Records provided:

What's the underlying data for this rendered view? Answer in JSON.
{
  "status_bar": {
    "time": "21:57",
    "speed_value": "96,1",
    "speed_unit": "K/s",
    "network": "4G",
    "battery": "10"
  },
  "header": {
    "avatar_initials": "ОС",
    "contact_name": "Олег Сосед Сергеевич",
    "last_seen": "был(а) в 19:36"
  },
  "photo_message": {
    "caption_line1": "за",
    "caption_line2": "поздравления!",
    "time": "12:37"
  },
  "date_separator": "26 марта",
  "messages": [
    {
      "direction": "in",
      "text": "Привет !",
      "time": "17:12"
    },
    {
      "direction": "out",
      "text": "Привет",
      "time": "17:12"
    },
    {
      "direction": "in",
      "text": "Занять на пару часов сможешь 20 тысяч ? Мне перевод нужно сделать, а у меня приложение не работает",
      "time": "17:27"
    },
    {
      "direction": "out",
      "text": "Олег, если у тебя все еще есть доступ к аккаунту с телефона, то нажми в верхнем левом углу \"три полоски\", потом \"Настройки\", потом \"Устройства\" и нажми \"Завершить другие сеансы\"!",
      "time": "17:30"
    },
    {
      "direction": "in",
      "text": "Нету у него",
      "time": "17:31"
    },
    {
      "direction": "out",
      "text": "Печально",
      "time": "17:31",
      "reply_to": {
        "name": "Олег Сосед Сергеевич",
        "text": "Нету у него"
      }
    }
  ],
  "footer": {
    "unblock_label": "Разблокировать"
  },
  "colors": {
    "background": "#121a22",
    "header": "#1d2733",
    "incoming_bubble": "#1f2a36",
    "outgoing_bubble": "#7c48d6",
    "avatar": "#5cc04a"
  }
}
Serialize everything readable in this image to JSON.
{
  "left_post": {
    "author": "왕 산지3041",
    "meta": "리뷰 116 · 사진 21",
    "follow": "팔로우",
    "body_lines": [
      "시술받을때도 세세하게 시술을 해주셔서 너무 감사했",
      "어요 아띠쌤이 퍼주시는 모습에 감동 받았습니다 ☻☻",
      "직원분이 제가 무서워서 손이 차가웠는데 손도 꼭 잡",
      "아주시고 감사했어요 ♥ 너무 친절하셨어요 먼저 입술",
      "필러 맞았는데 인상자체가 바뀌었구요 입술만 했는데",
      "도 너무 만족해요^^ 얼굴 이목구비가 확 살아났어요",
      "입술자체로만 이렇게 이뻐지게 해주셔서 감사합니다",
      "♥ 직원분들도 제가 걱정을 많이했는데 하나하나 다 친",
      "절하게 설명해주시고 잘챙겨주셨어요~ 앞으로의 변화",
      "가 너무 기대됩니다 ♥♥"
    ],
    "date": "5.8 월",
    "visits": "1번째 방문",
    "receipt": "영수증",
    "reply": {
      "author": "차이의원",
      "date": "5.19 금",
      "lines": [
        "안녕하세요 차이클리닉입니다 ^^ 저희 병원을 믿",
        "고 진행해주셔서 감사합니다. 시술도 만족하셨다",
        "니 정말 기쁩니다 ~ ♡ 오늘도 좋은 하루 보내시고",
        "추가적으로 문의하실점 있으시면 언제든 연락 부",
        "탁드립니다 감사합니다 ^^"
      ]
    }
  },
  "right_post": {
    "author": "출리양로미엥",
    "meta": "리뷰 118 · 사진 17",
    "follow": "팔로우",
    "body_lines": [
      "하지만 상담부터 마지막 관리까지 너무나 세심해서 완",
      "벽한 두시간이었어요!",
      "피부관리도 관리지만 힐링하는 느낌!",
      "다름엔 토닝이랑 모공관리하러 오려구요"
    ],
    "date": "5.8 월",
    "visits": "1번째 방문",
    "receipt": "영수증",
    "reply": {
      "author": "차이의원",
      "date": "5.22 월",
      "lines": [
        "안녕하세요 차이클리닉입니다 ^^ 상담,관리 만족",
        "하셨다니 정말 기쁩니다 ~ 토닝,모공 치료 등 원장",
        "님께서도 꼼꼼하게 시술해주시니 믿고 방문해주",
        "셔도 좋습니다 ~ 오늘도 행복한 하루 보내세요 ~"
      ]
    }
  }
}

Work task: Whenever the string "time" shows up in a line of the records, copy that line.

Response to the exercise:
    "time": "21:57",
    "time": "12:37"
      "time": "17:12"
      "time": "17:12"
      "time": "17:27"
      "time": "17:30"
      "time": "17:31"
      "time": "17:31",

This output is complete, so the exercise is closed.